Data excerpts
----
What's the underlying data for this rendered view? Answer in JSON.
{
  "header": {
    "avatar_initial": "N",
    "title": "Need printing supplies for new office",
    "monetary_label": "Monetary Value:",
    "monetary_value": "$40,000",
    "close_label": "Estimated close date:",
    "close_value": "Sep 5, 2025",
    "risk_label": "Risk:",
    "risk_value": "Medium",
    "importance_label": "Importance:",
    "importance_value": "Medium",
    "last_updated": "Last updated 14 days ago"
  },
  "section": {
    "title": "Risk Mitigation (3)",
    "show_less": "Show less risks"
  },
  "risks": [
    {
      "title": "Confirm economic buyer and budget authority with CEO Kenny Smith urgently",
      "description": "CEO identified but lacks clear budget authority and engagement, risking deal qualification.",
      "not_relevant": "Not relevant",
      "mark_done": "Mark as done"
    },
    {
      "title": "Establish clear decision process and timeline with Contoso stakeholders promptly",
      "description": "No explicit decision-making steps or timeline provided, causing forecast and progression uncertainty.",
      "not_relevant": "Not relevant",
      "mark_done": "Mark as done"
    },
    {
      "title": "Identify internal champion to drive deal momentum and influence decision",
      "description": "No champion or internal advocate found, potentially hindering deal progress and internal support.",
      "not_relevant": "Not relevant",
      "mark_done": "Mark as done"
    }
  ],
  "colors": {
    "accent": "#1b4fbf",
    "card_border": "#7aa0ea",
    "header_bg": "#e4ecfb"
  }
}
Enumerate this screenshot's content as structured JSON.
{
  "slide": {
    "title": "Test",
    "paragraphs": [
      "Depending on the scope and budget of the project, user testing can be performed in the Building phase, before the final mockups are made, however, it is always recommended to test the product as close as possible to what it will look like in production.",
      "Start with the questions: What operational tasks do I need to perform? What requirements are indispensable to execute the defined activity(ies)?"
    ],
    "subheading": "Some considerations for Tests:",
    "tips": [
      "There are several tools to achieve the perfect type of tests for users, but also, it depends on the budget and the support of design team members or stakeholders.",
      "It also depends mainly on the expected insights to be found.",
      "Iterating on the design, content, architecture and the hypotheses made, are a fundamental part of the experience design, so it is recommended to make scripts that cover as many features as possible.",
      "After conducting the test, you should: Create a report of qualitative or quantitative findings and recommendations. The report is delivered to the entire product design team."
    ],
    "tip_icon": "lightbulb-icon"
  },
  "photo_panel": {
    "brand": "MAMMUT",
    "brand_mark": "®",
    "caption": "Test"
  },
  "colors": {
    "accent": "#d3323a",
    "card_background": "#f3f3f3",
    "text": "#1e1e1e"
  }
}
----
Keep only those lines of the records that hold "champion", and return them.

      "title": "Identify internal champion to drive deal momentum and influence decision",
      "description": "No champion or internal advocate found, potentially hindering deal progress and internal support.",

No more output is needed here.